Who can adopt and foster?
You don’t have to be perfect to be a perfect parent
You don’t need to own your own home, have children already, or be young, wealthy, or a stay-at-home parent to adopt or foster. Although eligibility requirements vary between states and territories, in most instances marital status, age, income, and sexual orientation will not automatically disqualify someone from being a foster parent or adopting a child from foster care.
Characteristics needed to be a good foster or adoptive parent include:
- Being stable, mature, dependable, and flexible
- Having the ability to advocate for children
- Being a team player with your family or child welfare worker
While most adults qualify to foster and adopt, eligibility requirements vary between states. Our state foster care and adoption information can help individuals and families determine whether they are eligible to adopt where they live. Child Welfare Information Gateway also has a summary of state laws about who may adopt, be adopted, or who may place a child for adoption.
Frequently asked questions about who can foster and adopt
AdoptUSKids foster care and adoption resource specialists respond to hundreds of questions about foster care and adoption, and an active community of families is always exchanging information on our Facebook page.
Below are our responses to some of the more frequently asked questions we receive about who can adopt and foster.
Are military families eligible to adopt?

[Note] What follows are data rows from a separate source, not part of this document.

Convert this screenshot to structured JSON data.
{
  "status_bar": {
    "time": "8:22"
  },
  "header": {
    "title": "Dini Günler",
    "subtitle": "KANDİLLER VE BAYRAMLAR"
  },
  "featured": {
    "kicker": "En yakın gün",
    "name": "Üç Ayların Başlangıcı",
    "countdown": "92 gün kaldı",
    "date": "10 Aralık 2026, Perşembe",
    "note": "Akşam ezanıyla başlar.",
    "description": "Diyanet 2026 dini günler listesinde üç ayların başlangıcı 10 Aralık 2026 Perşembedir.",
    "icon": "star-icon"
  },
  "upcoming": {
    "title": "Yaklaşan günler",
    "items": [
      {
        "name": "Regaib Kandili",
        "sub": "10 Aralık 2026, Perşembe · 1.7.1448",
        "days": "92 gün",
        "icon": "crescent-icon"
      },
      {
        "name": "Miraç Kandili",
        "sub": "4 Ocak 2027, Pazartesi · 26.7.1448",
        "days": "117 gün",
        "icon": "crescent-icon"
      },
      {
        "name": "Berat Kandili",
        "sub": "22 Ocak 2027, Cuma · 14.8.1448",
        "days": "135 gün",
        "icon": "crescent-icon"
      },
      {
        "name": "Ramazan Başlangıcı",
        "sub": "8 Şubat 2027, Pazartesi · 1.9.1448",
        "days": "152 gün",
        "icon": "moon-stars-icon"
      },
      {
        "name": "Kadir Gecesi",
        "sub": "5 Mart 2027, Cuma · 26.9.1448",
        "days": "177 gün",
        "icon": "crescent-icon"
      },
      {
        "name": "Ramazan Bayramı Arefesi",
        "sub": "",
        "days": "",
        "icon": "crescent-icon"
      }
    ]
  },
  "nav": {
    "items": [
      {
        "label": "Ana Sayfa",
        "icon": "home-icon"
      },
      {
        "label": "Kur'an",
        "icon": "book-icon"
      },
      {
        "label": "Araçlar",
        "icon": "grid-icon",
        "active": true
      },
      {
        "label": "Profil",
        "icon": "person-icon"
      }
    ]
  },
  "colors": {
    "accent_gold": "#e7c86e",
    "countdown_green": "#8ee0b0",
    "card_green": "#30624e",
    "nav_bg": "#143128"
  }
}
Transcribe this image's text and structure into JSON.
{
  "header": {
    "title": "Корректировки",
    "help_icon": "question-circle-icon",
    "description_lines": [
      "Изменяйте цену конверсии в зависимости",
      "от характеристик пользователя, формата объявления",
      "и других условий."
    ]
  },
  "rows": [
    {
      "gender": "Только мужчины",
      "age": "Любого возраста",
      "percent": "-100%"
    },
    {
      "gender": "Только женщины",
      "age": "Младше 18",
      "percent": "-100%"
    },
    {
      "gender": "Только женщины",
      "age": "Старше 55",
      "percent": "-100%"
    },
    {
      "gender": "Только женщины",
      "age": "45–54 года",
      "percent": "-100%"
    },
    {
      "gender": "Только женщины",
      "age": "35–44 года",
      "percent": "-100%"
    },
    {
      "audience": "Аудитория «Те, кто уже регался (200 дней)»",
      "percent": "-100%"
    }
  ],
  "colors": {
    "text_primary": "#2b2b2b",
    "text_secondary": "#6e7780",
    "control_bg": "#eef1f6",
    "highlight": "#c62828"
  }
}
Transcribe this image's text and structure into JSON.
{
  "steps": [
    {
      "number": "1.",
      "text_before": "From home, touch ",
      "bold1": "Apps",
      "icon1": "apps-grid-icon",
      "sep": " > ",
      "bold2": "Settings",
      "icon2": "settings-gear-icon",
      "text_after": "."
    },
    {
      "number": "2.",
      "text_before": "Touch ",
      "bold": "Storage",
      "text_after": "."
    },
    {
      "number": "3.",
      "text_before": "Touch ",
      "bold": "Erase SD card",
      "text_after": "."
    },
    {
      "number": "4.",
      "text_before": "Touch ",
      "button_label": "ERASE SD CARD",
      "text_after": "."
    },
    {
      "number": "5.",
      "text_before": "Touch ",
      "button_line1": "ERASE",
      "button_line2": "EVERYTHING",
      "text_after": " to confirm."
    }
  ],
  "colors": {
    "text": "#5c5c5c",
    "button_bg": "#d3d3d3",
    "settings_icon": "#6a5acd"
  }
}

Yes. Find links to resources and information for military families living in the United States and overseas on our website.
Can US citizens living overseas adopt from foster care?
Yes. Both US citizens and non-citizens living outside the United States are eligible to adopt from US foster care. For information on international adoptions, please refer to the US State Department’s information on intercountry adoptions.
Is it possible to adopt a child with Native American heritage?
In some cases, yes, but families fostering or adopting Native American children must be aware of laws governing their placement and understand the importance of their culture. Find out about fostering or adopting native children.
Things to do next:
- Learn about other ways to help children in foster care.
- Read about support available to families who are fostering and families who adopt.
- Contact one of our adoption and foster care resource specialists: 888-200-4005 or firstname.lastname@example.org.